Chinese have made about 660,000 visits to Taiwan since restrictions were largely relaxed on such visits last July, Minister of Transportation and Communications Mao Chih-kuo (毛治國) said.
Mao said it took Japan five years to realize its goal of attracting 650,000 Chinese tourists a year and South Korea seven years to attain the goal of luring 700,000 Chinese visits each year.
Malaysia managed to attract 680,000 Chinese tourists in the 18th year of its market opening and the number of annual Chinese tourist arrivals to Thailand and Singapore didn’t break the 600,000 mark until after 10 and 12 years, respectively, he said.
In the first six months of this year, Chinese citizens made 472,425 visits to Taiwan, up 260 percent from the same period last year. Of the visits, 312,438 were tourist trips.
In contrast, Mao said, the number of Chinese visitors to South Korea only registered a 0.2 percent increase while the numbers of Chinese tourist arrivals in Singapore and Thailand all posted double-digit declines.
The total number of Chinese visitors to Taiwan is expected to reach between 700,000 and 900,000 this year, of which the number of sightseeing trips is expected to break the 600,000 mark, Mao said.
Citing the results of a recent survey, Mao said Chinese visitors, including those in Taiwan on business, spend an average of US$231.1 in the country per person per day.

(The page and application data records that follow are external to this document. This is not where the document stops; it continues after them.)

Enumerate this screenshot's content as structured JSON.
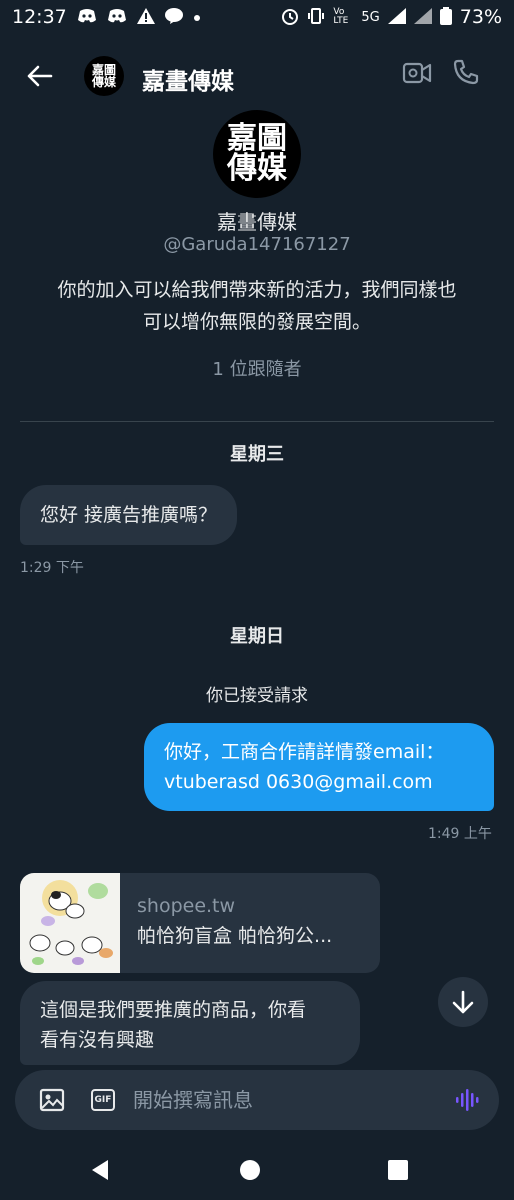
{
  "status_bar": {
    "time": "12:37",
    "net_label_1": "5G",
    "volte": "Vo LTE",
    "battery": "73%"
  },
  "header": {
    "title": "嘉畫傳媒"
  },
  "profile": {
    "logo_text_1": "嘉圖",
    "logo_text_2": "傳媒",
    "name": "嘉畫傳媒",
    "handle": "@Garuda147167127",
    "bio_line1": "你的加入可以給我們帶來新的活力，我們同樣也",
    "bio_line2": "可以增你無限的發展空間。",
    "followers": "1 位跟隨者"
  },
  "conversation": {
    "day1": "星期三",
    "msg1": "您好 接廣告推廣嗎？",
    "msg1_time": "1:29 下午",
    "day2": "星期日",
    "system": "你已接受請求",
    "msg2_line1": "你好，工商合作請詳情發email：",
    "msg2_line2": "vtuberasd 0630@gmail.com",
    "msg2_time": "1:49 上午",
    "link_domain": "shopee.tw",
    "link_title": "帕恰狗盲盒 帕恰狗公...",
    "msg3_line1": "這個是我們要推廣的商品，你看",
    "msg3_line2": "看有沒有興趣"
  },
  "composer": {
    "placeholder": "開始撰寫訊息",
    "gif_label": "GIF"
  },
  "colors": {
    "background": "#15202b",
    "bubble_in": "#273340",
    "bubble_out": "#1d9bf0",
    "voice_accent": "#7856ff"
  }
}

If each of them stays an average of seven days in Taiwan on each visit, they are expected to contribute NT$35.2 billion (US$1.07 billion) in foreign exchange revenue to Taiwan annually.
Survey results also show that the per capita daily spending of Chinese who are here as tourists tops an average of US$295, bringing in an estimated NT$25.2 billion in revenues.
Adding that Tourism Bureau Director-General Janice Lai (賴瑟珍) is now heading a delegation of travel promoters on a visit in Beijing, Mao said the group would seek measures to ensure steady qualitative and quantitative growth in cross-strait travel.
Taiwanese authorities in April this year had temporarily increased the quota on Chinese visitors to 5,000 a day in response to growing demand for the May 1 Labor Day holidays, but the number dropped sharply last month.
Tourism officials attributed the decline to concerns over swine flu.